the city, the vibrant financial, commercial and administrative
hub of the country, the Beirut Central District or
'Centre Ville' came under fire from all sides throughout
most of the 1980's. By the end of the war, this area
of the city had been afflicted with overwhelming destruction
and total devastation of the infrastructure. A master
plan for reconstructing the city was officially approved
by the Council of Ministers in March of 1994, after
a series of detailed studies and public and professional
seminars and on May 5, 1994, Solidere, The Lebanese
company for the development and reconstruction of
Beirut Central District, was formed, launching the
largest urban redevelopment project of the 1990s.
The main features of the master plan were the reintegration of the Central District within the metropolitan area of Beirut, the preservation of the historical core of the city, the development of a mixed-use zone on reclaimed land, the reconstruction of the old Souks, the preservation of the residential neighborhoods of Saifi, Mar Maroun and Zkak al Blat, the development of a seaside park on a former landfill zone, and the integration of archeological finds into modern developments.
Today the Beirut Central District has regained its attractiveness as the restoration of many of its buildings has been completed. Of particular note is the area around Foch-Allenby, which has a historic and diversified architecture, characterized by facades decorated and sculpted from yellow stone, inspired by Ottoman, Italian, and French styles. Elegant wrought iron work adds beauty to their balconies and facades. Permanent and temporary activities are now merging in Beirut city center, much to the enjoyment of young and old.
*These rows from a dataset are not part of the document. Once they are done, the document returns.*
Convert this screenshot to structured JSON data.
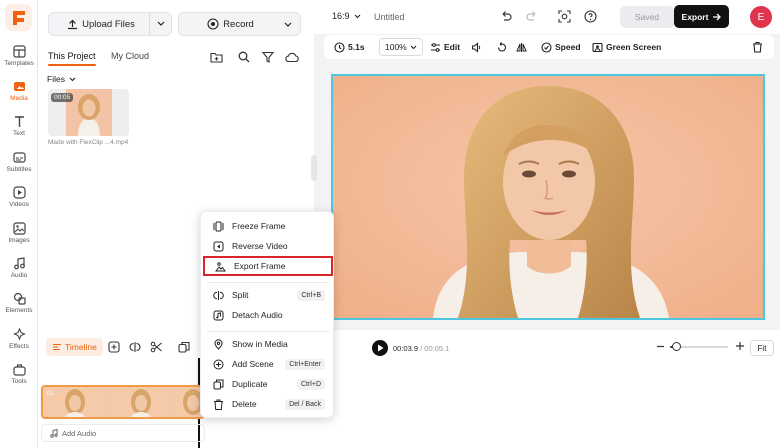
{
  "colors": {
    "accent": "#f0620f",
    "canvas_border": "#4fc6e0",
    "highlight": "#d8262c",
    "avatar": "#e0334d"
  },
  "rail": {
    "items": [
      {
        "label": "Templates",
        "icon": "templates-icon"
      },
      {
        "label": "Media",
        "icon": "media-icon",
        "active": true
      },
      {
        "label": "Text",
        "icon": "text-icon"
      },
      {
        "label": "Subtitles",
        "icon": "subtitles-icon"
      },
      {
        "label": "Videos",
        "icon": "videos-icon"
      },
      {
        "label": "Images",
        "icon": "images-icon"
      },
      {
        "label": "Audio",
        "icon": "audio-icon"
      },
      {
        "label": "Elements",
        "icon": "elements-icon"
      },
      {
        "label": "Effects",
        "icon": "effects-icon"
      },
      {
        "label": "Tools",
        "icon": "tools-icon"
      }
    ]
  },
  "panel": {
    "upload_label": "Upload Files",
    "record_label": "Record",
    "tabs": [
      "This Project",
      "My Cloud"
    ],
    "files_label": "Files",
    "file": {
      "duration": "00:05",
      "name": "Made with FlexClip ...4.mp4"
    }
  },
  "topbar": {
    "aspect": "16:9",
    "title": "Untitled",
    "saved_label": "Saved",
    "export_label": "Export",
    "avatar_letter": "E"
  },
  "toolbar": {
    "duration": "5.1s",
    "zoom": "100%",
    "edit_label": "Edit",
    "speed_label": "Speed",
    "green_screen_label": "Green Screen"
  },
  "timeline": {
    "label": "Timeline",
    "current_time": "00:03.9",
    "total_time": "/ 00:05.1",
    "fit_label": "Fit",
    "add_audio_label": "Add Audio",
    "clip_index": "01",
    "zoom_level": 0.1
  },
  "context_menu": {
    "items": [
      {
        "label": "Freeze Frame",
        "icon": "freeze-frame-icon",
        "shortcut": ""
      },
      {
        "label": "Reverse Video",
        "icon": "reverse-video-icon",
        "shortcut": ""
      },
      {
        "label": "Export Frame",
        "icon": "export-frame-icon",
        "shortcut": "",
        "highlighted": true
      },
      {
        "label": "Split",
        "icon": "split-icon",
        "shortcut": "Ctrl+B"
      },
      {
        "label": "Detach Audio",
        "icon": "detach-audio-icon",
        "shortcut": ""
      },
      {
        "label": "Show in Media",
        "icon": "show-in-media-icon",
        "shortcut": ""
      },
      {
        "label": "Add Scene",
        "icon": "add-scene-icon",
        "shortcut": "Ctrl+Enter"
      },
      {
        "label": "Duplicate",
        "icon": "duplicate-icon",
        "shortcut": "Ctrl+D"
      },
      {
        "label": "Delete",
        "icon": "delete-icon",
        "shortcut": "Del / Back"
      }
    ]
  }
}
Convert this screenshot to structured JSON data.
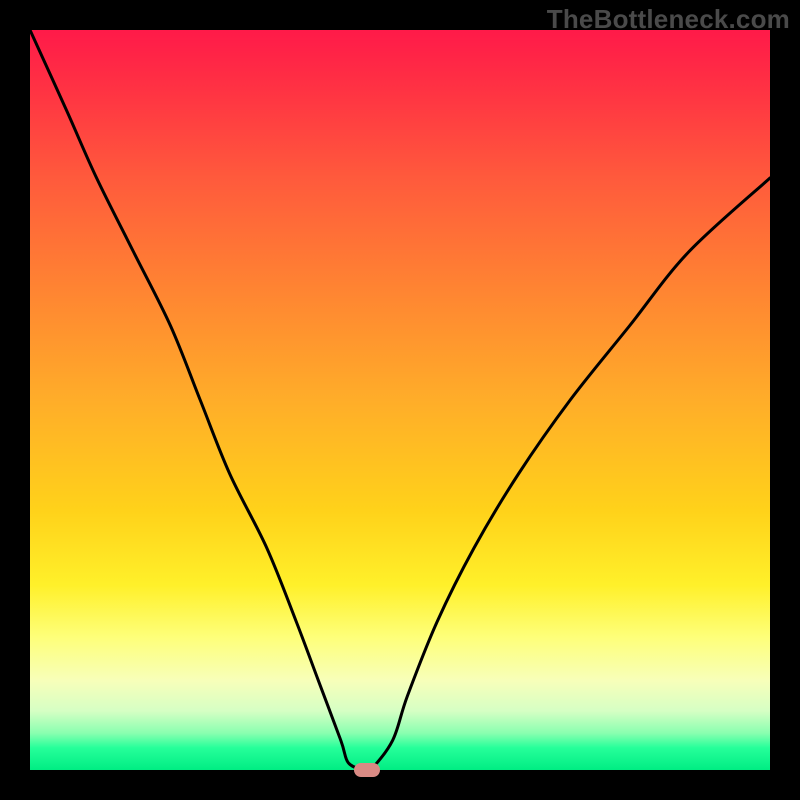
{
  "watermark": "TheBottleneck.com",
  "colors": {
    "frame": "#000000",
    "curve": "#000000",
    "marker": "#d98a84",
    "gradient_top": "#ff1a49",
    "gradient_bottom": "#00ed83"
  },
  "chart_data": {
    "type": "line",
    "title": "",
    "xlabel": "",
    "ylabel": "",
    "xlim": [
      0,
      100
    ],
    "ylim": [
      0,
      100
    ],
    "grid": false,
    "series": [
      {
        "name": "bottleneck-curve",
        "x": [
          0,
          5,
          9,
          14,
          19,
          23,
          27,
          32,
          36,
          39,
          42,
          43,
          45,
          46,
          49,
          51,
          55,
          60,
          66,
          73,
          81,
          89,
          100
        ],
        "values": [
          100,
          89,
          80,
          70,
          60,
          50,
          40,
          30,
          20,
          12,
          4,
          1,
          0,
          0,
          4,
          10,
          20,
          30,
          40,
          50,
          60,
          70,
          80
        ]
      }
    ],
    "annotations": [
      {
        "name": "optimal-marker",
        "x": 45.5,
        "y": 0,
        "shape": "rounded-rect",
        "color": "#d98a84"
      }
    ]
  }
}
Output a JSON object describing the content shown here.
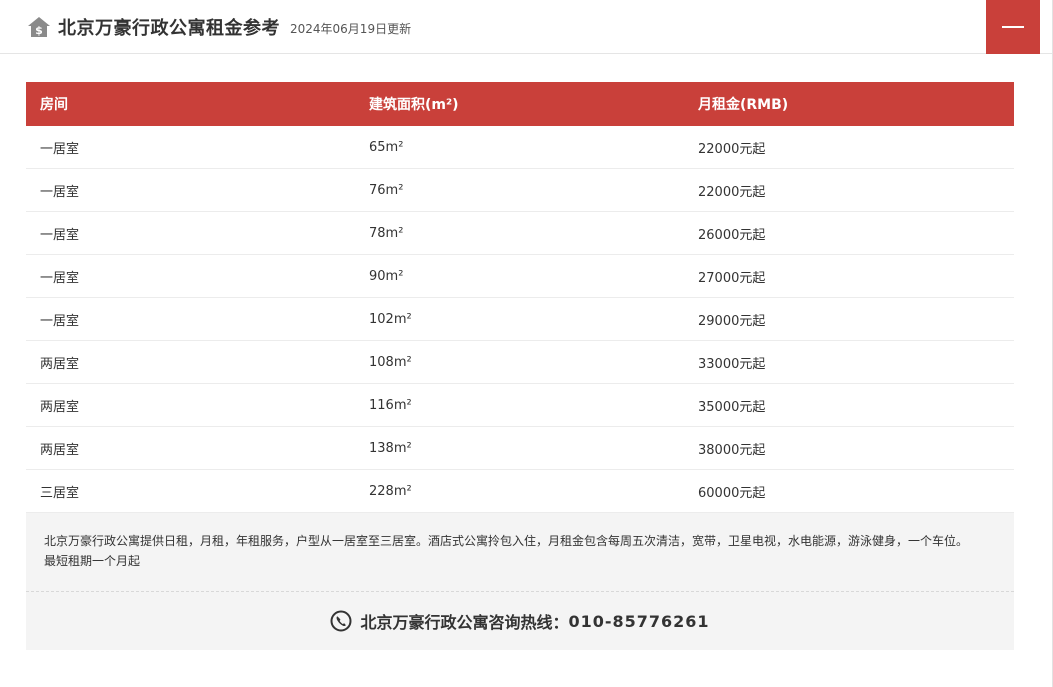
{
  "header": {
    "title": "北京万豪行政公寓租金参考",
    "updated": "2024年06月19日更新",
    "icon": "house-dollar-icon"
  },
  "table": {
    "columns": [
      "房间",
      "建筑面积(m²)",
      "月租金(RMB)"
    ],
    "rows": [
      [
        "一居室",
        "65m²",
        "22000元起"
      ],
      [
        "一居室",
        "76m²",
        "22000元起"
      ],
      [
        "一居室",
        "78m²",
        "26000元起"
      ],
      [
        "一居室",
        "90m²",
        "27000元起"
      ],
      [
        "一居室",
        "102m²",
        "29000元起"
      ],
      [
        "两居室",
        "108m²",
        "33000元起"
      ],
      [
        "两居室",
        "116m²",
        "35000元起"
      ],
      [
        "两居室",
        "138m²",
        "38000元起"
      ],
      [
        "三居室",
        "228m²",
        "60000元起"
      ]
    ]
  },
  "notes": {
    "line1": "北京万豪行政公寓提供日租，月租，年租服务，户型从一居室至三居室。酒店式公寓拎包入住，月租金包含每周五次清洁，宽带，卫星电视，水电能源，游泳健身，一个车位。",
    "line2": "最短租期一个月起"
  },
  "hotline": {
    "label": "北京万豪行政公寓咨询热线：",
    "number": "010-85776261",
    "icon": "phone-icon"
  },
  "colors": {
    "accent": "#c9403a",
    "panel": "#f4f4f4"
  }
}
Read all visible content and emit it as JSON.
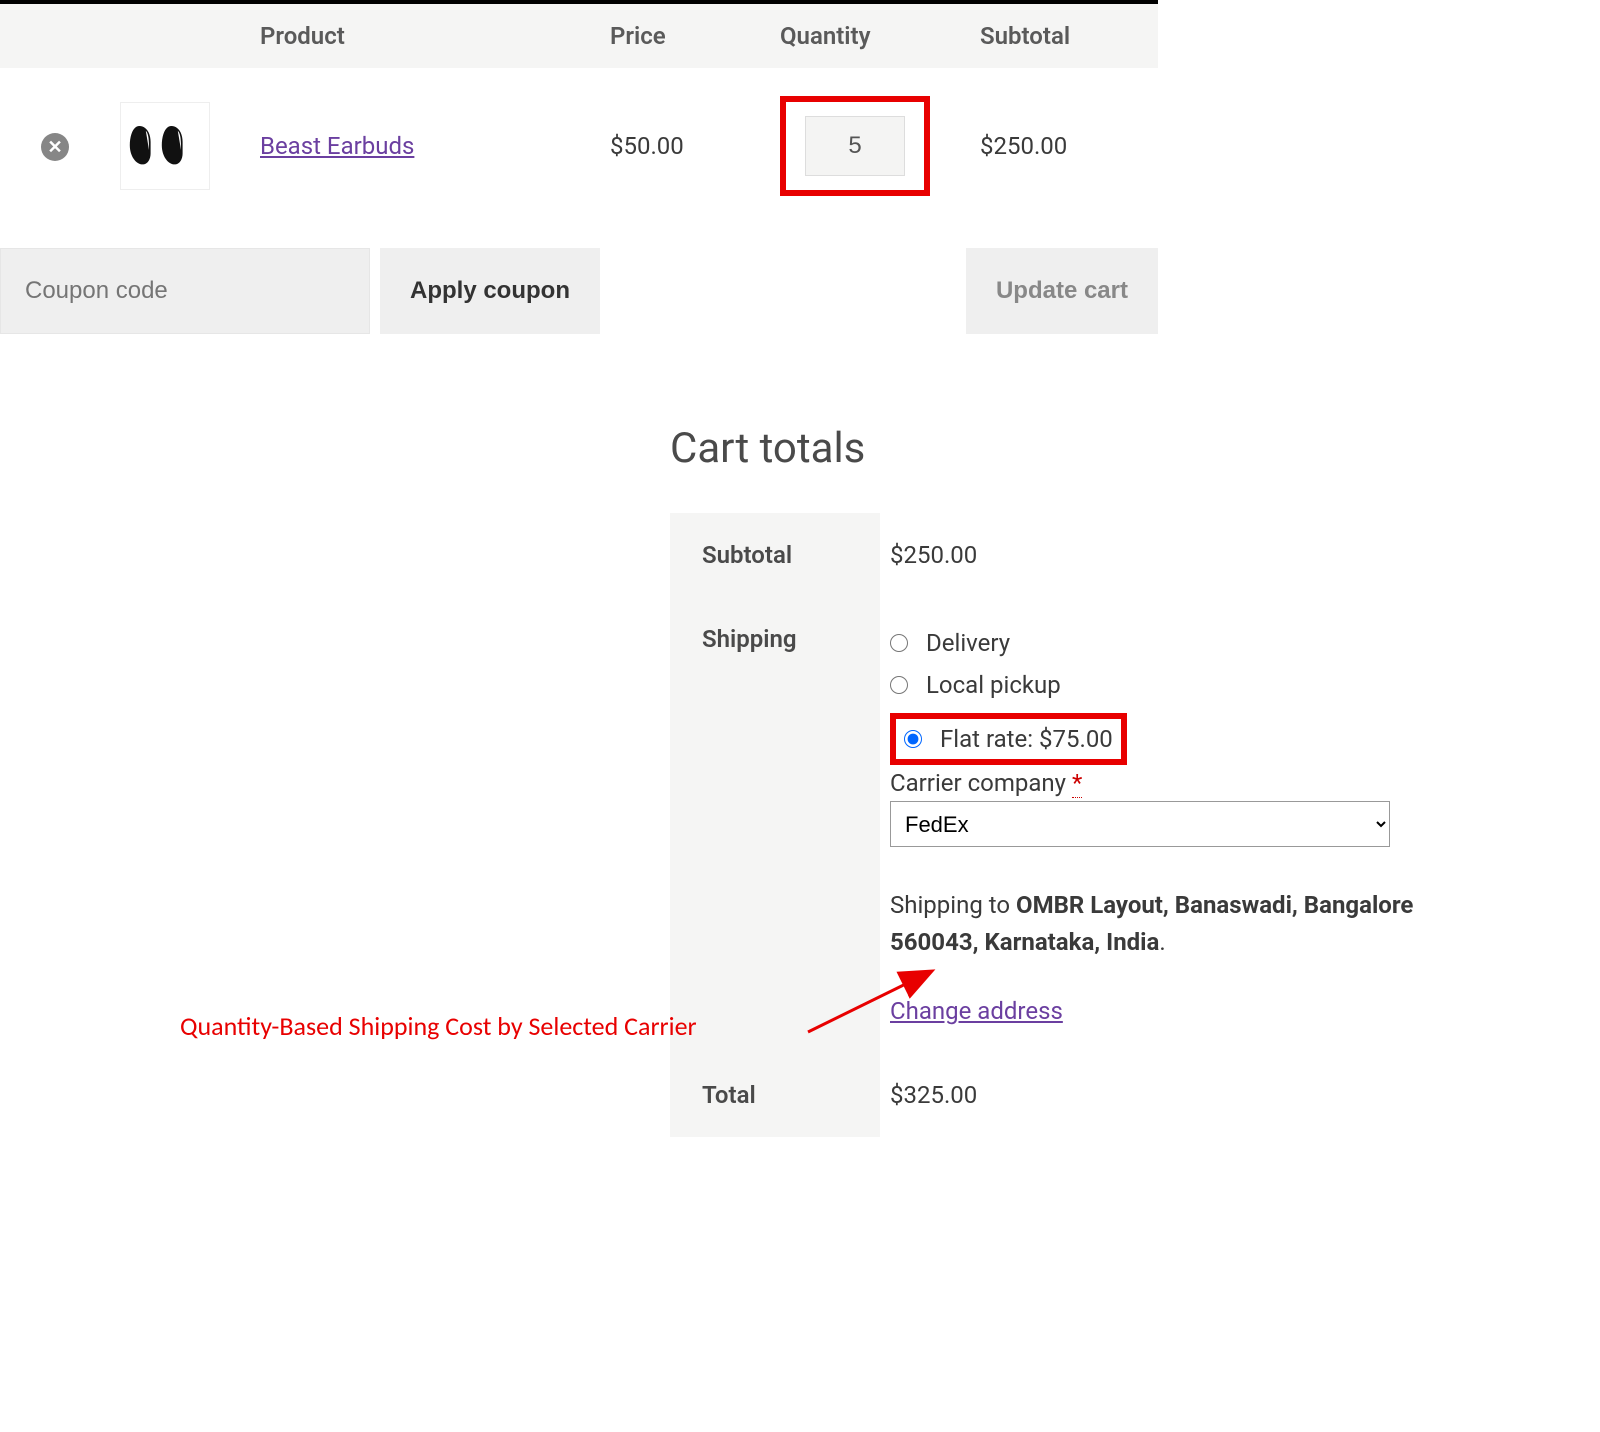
{
  "headers": {
    "product": "Product",
    "price": "Price",
    "qty": "Quantity",
    "sub": "Subtotal"
  },
  "item": {
    "remove": "✕",
    "name": "Beast Earbuds",
    "price": "$50.00",
    "qty": "5",
    "subtotal": "$250.00"
  },
  "actions": {
    "coupon_placeholder": "Coupon code",
    "apply": "Apply coupon",
    "update": "Update cart"
  },
  "totals_title": "Cart totals",
  "totals": {
    "subtotal_label": "Subtotal",
    "subtotal_value": "$250.00",
    "shipping_label": "Shipping",
    "opts": {
      "delivery": "Delivery",
      "pickup": "Local pickup",
      "flat": "Flat rate: $75.00"
    },
    "carrier_label": "Carrier company ",
    "carrier_req": "*",
    "carrier_value": "FedEx",
    "ship_to_prefix": "Shipping to ",
    "ship_to_addr": "OMBR Layout, Banaswadi, Bangalore 560043, Karnataka, India",
    "ship_to_suffix": ".",
    "change": "Change address",
    "total_label": "Total",
    "total_value": "$325.00"
  },
  "annotation": "Quantity-Based Shipping Cost by Selected Carrier"
}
The Souk al Barghout flea market has been drawing large crowds of people who spend the long evenings shopping, or browsing through the wonderful array of antiques, paintings, jewelry, handicrafts and carpets, on display in the various shops and stalls in and around the beautifully restored buildings. Residents, returnees and visitors are thus reclaiming the city center's open space, walking, jogging and riding bicycles in addition to shopping or resting in public gardens. Indoor and outdoor restaurants and charming cafes and pubs have opened throughout the district where residents and visitors can enjoy themselves well into the night.
The possibilities are endless: strolling through cobblestone streets and landscape gardens, biking or rollerblading along the waterfront, playing basketball with friends, taking a break for a coffee or a treat at one of many sidewalk cafes, feasting on a high cuisine , shopping or window shopping, admiring archeological sites or just simply enjoying the fabulous panorama.
It's all happening in Beirut city center. And there's a lot more, such as concerts and theater performances, a children's interactive museum, chess tournaments, exhibitions, conferences, gala dinners at the Roman Baths, fashion shows, music festivals, shopping festivals, street markets, marathons and sports competitions, and more.
With the completion of the work in around 2005, Beirut is sure to retake its place among the leading cities of the world.
- Beirut, Allenby street by Night: >> View Movie << (2004-07-01)